Campbellsville Mayor Diane Ford-Benningfield tells LEX 18's Nancy Cox recovery efforts are underway in the city. Many power lines are down and there's so much debris that it's dangerous to be outside at the moment.

The storms also swept through Bowling Green, Kentucky, near the Tennessee border, tearing roofs off homes and flinging debris into roadways. A GM Corvette Assembly Plant and the nearby Corvette Museum sustained light damage. A semitrailer was overturned and pushed against a building just across the street.

Western Kentucky University called off commencement ceremonies that were planned for Saturday because the campus was without power.

Ronnie Ward, a Bowling Green police spokesman, said in a telephone interview that rescue efforts were hampered by debris strewn across roads. Ward said numerous apartment complexes in Bowling Green had major structural damage, and some factories had collapsed during the storms.

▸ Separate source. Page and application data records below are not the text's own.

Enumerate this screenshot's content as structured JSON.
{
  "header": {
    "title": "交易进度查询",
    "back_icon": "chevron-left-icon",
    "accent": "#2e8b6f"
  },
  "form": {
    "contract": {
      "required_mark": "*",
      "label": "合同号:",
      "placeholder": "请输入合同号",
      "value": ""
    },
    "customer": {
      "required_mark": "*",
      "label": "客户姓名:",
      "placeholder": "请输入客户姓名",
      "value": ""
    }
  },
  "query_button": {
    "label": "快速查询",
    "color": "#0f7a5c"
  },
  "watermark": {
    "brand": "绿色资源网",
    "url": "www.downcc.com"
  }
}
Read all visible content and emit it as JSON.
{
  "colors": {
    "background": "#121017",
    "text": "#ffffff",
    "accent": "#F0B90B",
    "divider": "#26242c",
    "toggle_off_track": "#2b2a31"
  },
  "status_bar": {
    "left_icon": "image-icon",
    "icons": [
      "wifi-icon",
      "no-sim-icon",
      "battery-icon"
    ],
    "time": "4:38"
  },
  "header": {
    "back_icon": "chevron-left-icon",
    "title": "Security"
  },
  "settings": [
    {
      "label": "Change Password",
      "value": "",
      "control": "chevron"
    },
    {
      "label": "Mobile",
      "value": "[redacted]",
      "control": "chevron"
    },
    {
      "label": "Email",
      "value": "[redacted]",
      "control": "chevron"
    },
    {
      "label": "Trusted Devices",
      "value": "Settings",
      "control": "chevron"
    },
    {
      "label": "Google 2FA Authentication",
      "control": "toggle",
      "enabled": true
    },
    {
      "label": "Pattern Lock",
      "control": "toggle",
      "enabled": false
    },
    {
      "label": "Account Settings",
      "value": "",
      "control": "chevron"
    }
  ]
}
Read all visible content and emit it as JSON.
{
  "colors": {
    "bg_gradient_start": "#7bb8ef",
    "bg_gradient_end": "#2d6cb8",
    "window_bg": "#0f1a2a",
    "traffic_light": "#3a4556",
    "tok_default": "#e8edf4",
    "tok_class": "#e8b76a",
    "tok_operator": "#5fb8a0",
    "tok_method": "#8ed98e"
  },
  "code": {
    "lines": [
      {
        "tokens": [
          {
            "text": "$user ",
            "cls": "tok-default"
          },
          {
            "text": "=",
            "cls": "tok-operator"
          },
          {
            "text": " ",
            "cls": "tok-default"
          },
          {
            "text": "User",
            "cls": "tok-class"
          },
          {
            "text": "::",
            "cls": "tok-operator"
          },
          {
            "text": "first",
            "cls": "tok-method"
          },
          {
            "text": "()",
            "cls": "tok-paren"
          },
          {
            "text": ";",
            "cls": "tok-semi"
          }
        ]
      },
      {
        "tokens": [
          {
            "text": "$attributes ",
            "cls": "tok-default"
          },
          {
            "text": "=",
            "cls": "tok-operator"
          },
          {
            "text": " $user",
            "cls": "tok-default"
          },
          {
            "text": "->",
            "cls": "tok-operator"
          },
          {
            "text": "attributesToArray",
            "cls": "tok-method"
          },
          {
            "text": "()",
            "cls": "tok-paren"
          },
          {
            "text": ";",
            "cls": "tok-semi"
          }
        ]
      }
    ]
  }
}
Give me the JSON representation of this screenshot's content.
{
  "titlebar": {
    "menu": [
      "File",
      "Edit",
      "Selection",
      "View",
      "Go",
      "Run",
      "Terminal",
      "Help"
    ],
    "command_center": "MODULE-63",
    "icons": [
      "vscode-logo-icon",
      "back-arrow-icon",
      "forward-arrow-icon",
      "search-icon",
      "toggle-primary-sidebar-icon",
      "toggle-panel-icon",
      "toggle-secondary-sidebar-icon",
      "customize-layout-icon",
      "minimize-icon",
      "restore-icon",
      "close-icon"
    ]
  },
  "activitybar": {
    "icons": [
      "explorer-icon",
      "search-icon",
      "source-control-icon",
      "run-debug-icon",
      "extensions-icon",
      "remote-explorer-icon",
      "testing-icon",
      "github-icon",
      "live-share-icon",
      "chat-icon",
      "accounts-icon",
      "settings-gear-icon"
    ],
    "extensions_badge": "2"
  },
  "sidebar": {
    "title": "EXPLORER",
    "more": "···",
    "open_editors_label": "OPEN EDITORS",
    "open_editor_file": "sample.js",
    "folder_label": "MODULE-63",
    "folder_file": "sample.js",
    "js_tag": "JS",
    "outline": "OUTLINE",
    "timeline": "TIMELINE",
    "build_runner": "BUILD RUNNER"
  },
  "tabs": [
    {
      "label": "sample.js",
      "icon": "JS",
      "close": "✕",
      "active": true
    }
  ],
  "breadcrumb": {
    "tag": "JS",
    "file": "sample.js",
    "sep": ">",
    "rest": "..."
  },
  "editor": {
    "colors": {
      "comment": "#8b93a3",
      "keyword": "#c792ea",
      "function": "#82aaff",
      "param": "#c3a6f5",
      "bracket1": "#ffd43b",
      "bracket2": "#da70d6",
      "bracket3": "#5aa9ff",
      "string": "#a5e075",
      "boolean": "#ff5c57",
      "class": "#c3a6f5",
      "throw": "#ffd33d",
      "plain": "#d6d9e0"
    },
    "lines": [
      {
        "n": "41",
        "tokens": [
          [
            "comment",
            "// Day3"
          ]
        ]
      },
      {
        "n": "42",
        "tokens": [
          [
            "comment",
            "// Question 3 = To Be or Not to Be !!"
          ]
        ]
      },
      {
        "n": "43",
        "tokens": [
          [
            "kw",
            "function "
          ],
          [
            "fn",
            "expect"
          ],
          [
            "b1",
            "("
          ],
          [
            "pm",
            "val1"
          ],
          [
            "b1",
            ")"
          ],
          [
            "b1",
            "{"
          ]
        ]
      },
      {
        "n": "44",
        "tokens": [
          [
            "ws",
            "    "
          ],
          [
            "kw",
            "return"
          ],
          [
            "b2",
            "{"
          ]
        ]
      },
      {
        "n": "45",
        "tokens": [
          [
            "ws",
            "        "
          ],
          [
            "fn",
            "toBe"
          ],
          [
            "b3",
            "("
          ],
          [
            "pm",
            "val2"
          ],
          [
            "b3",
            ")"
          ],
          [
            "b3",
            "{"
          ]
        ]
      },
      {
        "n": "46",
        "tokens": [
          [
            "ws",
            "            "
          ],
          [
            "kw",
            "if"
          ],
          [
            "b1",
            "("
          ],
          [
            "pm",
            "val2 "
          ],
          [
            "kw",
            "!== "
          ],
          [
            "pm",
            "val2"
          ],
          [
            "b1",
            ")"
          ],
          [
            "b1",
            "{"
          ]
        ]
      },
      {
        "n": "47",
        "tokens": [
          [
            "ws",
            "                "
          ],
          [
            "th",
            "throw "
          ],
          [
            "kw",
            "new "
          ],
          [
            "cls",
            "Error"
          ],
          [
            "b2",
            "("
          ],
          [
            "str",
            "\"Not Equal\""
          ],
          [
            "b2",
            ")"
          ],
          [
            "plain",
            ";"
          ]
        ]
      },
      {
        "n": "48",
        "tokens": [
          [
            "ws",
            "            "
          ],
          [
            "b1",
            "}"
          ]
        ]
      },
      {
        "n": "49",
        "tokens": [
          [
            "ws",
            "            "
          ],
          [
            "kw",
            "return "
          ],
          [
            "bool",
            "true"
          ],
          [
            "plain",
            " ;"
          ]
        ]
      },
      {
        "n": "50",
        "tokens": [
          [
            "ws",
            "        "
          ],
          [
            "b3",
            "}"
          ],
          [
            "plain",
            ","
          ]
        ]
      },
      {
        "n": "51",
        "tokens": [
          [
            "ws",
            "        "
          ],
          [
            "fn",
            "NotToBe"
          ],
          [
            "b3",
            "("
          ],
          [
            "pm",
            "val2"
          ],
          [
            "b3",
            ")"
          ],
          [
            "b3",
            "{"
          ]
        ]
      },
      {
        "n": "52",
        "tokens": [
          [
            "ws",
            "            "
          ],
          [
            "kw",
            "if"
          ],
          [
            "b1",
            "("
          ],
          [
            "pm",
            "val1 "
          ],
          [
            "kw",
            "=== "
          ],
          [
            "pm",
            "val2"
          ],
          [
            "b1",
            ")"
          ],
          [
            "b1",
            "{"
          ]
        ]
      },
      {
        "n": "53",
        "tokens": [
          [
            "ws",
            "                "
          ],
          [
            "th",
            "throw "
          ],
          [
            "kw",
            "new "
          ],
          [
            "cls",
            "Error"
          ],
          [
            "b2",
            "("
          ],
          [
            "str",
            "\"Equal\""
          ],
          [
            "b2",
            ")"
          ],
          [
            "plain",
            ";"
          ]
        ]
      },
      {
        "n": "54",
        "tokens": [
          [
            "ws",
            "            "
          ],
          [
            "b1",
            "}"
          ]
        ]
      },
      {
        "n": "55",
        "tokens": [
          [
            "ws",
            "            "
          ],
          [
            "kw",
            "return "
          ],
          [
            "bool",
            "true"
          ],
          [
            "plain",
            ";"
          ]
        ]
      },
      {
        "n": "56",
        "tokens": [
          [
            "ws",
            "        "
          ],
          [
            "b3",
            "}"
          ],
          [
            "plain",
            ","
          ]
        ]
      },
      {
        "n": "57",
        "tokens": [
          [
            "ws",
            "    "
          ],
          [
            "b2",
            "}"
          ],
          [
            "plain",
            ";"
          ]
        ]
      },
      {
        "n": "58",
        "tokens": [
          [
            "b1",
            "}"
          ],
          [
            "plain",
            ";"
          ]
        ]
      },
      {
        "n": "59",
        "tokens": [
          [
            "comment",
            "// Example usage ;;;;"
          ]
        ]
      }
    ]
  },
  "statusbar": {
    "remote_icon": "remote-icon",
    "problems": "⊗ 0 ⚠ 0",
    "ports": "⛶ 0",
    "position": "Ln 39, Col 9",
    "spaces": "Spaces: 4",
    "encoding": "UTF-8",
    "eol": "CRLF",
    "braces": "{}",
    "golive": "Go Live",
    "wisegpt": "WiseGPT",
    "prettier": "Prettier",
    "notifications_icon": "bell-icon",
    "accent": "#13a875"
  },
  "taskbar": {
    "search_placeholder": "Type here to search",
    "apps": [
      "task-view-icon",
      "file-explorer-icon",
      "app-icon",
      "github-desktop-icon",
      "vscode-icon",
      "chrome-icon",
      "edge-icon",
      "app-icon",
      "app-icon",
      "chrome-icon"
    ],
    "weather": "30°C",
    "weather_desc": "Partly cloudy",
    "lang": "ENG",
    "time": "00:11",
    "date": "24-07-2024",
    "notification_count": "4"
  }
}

“Right now we’re focusing on the citizens, trying to get to everybody that needs us,” said Ward.

In Boyle County, Emergency Management Director Mike Wilder says there is major damage at the airport in Danville. The hangar and several small airplanes were destroyed. The county is also dealing with downed power lines, downed trees, and power outages.

"This has been one of the toughest nights in Kentucky history and some areas have been hit in ways that are hard to put into words," said Gov. Beshear.

Kentucky Division of Emergency Management Director Michael Dossett said that this weekend's storms could surpass the 1974 tornado outbreak as one of the deadliest in Kentucky's history.

"Our hearts go out to the families that are in peril and all of the Kentuckians who have lost their lives," said Dossett.

Gov. Beshear said they will go to the western part of the state later Saturday "as soon as it is safe to do so."

The Graves County Emergency Management Office told WPSD that Mayfield High School is opening up a shelter for people affected by the storm. Residents who can safely walk there are also being told they can go to Fire Station 1 on East Broadway Street.